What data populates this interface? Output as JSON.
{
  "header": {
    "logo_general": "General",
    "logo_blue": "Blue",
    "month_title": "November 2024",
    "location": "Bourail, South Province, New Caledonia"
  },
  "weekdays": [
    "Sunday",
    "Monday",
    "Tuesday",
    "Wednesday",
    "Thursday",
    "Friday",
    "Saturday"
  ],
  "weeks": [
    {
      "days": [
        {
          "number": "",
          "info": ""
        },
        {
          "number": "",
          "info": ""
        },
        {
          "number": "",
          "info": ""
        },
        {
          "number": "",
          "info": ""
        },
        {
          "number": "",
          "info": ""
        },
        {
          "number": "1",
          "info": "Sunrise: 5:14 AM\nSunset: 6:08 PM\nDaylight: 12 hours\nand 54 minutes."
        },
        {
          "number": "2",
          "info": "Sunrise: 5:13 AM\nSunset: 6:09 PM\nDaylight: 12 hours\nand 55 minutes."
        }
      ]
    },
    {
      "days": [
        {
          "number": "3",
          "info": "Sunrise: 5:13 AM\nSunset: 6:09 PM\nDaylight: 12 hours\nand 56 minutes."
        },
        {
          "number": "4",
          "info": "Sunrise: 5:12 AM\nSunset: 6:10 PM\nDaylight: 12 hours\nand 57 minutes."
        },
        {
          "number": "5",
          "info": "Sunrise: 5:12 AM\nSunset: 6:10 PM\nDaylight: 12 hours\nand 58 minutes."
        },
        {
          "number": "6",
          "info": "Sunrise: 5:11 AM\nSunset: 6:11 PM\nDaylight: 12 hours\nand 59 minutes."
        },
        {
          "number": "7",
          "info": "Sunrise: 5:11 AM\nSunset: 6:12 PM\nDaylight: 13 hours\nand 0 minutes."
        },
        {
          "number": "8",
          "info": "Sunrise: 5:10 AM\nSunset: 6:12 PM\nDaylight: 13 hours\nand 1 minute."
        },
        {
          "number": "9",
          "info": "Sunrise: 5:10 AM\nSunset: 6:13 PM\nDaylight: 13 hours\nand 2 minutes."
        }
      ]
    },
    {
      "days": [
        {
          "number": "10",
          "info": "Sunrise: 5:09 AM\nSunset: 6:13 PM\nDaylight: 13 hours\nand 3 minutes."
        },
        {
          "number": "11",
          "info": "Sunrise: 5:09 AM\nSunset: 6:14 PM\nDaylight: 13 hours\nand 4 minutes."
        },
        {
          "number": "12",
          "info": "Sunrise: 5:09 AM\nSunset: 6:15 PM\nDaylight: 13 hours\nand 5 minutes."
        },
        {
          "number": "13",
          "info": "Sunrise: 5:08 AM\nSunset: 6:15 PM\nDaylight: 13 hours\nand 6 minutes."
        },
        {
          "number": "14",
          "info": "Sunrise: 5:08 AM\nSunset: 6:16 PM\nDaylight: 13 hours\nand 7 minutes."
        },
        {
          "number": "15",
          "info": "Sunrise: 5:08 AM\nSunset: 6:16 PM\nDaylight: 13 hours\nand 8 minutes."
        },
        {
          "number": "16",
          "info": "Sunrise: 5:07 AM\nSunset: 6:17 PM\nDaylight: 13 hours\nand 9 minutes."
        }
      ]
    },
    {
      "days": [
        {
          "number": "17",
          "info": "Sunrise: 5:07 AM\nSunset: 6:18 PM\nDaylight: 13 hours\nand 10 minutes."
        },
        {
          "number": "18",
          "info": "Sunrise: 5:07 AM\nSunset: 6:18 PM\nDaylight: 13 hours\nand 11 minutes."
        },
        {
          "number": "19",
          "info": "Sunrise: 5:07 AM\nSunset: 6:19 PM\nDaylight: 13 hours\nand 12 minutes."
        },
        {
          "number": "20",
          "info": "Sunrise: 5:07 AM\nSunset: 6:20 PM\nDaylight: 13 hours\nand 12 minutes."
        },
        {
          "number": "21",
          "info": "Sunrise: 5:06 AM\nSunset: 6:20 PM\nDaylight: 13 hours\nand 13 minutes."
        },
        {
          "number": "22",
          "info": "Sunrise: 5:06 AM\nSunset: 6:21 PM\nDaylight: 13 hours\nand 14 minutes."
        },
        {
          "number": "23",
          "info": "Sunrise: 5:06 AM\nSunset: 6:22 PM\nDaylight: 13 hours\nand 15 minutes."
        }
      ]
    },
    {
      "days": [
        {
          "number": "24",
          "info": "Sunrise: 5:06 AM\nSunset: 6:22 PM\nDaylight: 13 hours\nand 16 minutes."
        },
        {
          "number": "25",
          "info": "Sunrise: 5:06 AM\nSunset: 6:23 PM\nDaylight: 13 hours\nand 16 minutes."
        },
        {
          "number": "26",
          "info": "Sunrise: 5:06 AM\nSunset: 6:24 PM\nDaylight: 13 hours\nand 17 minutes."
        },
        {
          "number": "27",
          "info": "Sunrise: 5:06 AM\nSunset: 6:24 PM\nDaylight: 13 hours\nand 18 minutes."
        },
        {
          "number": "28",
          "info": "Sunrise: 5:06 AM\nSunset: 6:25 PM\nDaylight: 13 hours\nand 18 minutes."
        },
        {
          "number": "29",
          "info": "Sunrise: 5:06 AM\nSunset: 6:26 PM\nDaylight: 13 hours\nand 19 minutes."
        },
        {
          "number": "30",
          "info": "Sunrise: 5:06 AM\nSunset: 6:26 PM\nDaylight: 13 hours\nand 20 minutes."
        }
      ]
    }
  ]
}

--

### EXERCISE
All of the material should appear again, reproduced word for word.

### EXERCISE OUTPUT
What data populates this interface? Output as JSON.
{
  "header": {
    "logo_general": "General",
    "logo_blue": "Blue",
    "month_title": "November 2024",
    "location": "Bourail, South Province, New Caledonia"
  },
  "weekdays": [
    "Sunday",
    "Monday",
    "Tuesday",
    "Wednesday",
    "Thursday",
    "Friday",
    "Saturday"
  ],
  "weeks": [
    {
      "days": [
        {
          "number": "",
          "info": ""
        },
        {
          "number": "",
          "info": ""
        },
        {
          "number": "",
          "info": ""
        },
        {
          "number": "",
          "info": ""
        },
        {
          "number": "",
          "info": ""
        },
        {
          "number": "1",
          "info": "Sunrise: 5:14 AM\nSunset: 6:08 PM\nDaylight: 12 hours\nand 54 minutes."
        },
        {
          "number": "2",
          "info": "Sunrise: 5:13 AM\nSunset: 6:09 PM\nDaylight: 12 hours\nand 55 minutes."
        }
      ]
    },
    {
      "days": [
        {
          "number": "3",
          "info": "Sunrise: 5:13 AM\nSunset: 6:09 PM\nDaylight: 12 hours\nand 56 minutes."
        },
        {
          "number": "4",
          "info": "Sunrise: 5:12 AM\nSunset: 6:10 PM\nDaylight: 12 hours\nand 57 minutes."
        },
        {
          "number": "5",
          "info": "Sunrise: 5:12 AM\nSunset: 6:10 PM\nDaylight: 12 hours\nand 58 minutes."
        },
        {
          "number": "6",
          "info": "Sunrise: 5:11 AM\nSunset: 6:11 PM\nDaylight: 12 hours\nand 59 minutes."
        },
        {
          "number": "7",
          "info": "Sunrise: 5:11 AM\nSunset: 6:12 PM\nDaylight: 13 hours\nand 0 minutes."
        },
        {
          "number": "8",
          "info": "Sunrise: 5:10 AM\nSunset: 6:12 PM\nDaylight: 13 hours\nand 1 minute."
        },
        {
          "number": "9",
          "info": "Sunrise: 5:10 AM\nSunset: 6:13 PM\nDaylight: 13 hours\nand 2 minutes."
        }
      ]
    },
    {
      "days": [
        {
          "number": "10",
          "info": "Sunrise: 5:09 AM\nSunset: 6:13 PM\nDaylight: 13 hours\nand 3 minutes."
        },
        {
          "number": "11",
          "info": "Sunrise: 5:09 AM\nSunset: 6:14 PM\nDaylight: 13 hours\nand 4 minutes."
        },
        {
          "number": "12",
          "info": "Sunrise: 5:09 AM\nSunset: 6:15 PM\nDaylight: 13 hours\nand 5 minutes."
        },
        {
          "number": "13",
          "info": "Sunrise: 5:08 AM\nSunset: 6:15 PM\nDaylight: 13 hours\nand 6 minutes."
        },
        {
          "number": "14",
          "info": "Sunrise: 5:08 AM\nSunset: 6:16 PM\nDaylight: 13 hours\nand 7 minutes."
        },
        {
          "number": "15",
          "info": "Sunrise: 5:08 AM\nSunset: 6:16 PM\nDaylight: 13 hours\nand 8 minutes."
        },
        {
          "number": "16",
          "info": "Sunrise: 5:07 AM\nSunset: 6:17 PM\nDaylight: 13 hours\nand 9 minutes."
        }
      ]
    },
    {
      "days": [
        {
          "number": "17",
          "info": "Sunrise: 5:07 AM\nSunset: 6:18 PM\nDaylight: 13 hours\nand 10 minutes."
        },
        {
          "number": "18",
          "info": "Sunrise: 5:07 AM\nSunset: 6:18 PM\nDaylight: 13 hours\nand 11 minutes."
        },
        {
          "number": "19",
          "info": "Sunrise: 5:07 AM\nSunset: 6:19 PM\nDaylight: 13 hours\nand 12 minutes."
        },
        {
          "number": "20",
          "info": "Sunrise: 5:07 AM\nSunset: 6:20 PM\nDaylight: 13 hours\nand 12 minutes."
        },
        {
          "number": "21",
          "info": "Sunrise: 5:06 AM\nSunset: 6:20 PM\nDaylight: 13 hours\nand 13 minutes."
        },
        {
          "number": "22",
          "info": "Sunrise: 5:06 AM\nSunset: 6:21 PM\nDaylight: 13 hours\nand 14 minutes."
        },
        {
          "number": "23",
          "info": "Sunrise: 5:06 AM\nSunset: 6:22 PM\nDaylight: 13 hours\nand 15 minutes."
        }
      ]
    },
    {
      "days": [
        {
          "number": "24",
          "info": "Sunrise: 5:06 AM\nSunset: 6:22 PM\nDaylight: 13 hours\nand 16 minutes."
        },
        {
          "number": "25",
          "info": "Sunrise: 5:06 AM\nSunset: 6:23 PM\nDaylight: 13 hours\nand 16 minutes."
        },
        {
          "number": "26",
          "info": "Sunrise: 5:06 AM\nSunset: 6:24 PM\nDaylight: 13 hours\nand 17 minutes."
        },
        {
          "number": "27",
          "info": "Sunrise: 5:06 AM\nSunset: 6:24 PM\nDaylight: 13 hours\nand 18 minutes."
        },
        {
          "number": "28",
          "info": "Sunrise: 5:06 AM\nSunset: 6:25 PM\nDaylight: 13 hours\nand 18 minutes."
        },
        {
          "number": "29",
          "info": "Sunrise: 5:06 AM\nSunset: 6:26 PM\nDaylight: 13 hours\nand 19 minutes."
        },
        {
          "number": "30",
          "info": "Sunrise: 5:06 AM\nSunset: 6:26 PM\nDaylight: 13 hours\nand 20 minutes."
        }
      ]
    }
  ]
}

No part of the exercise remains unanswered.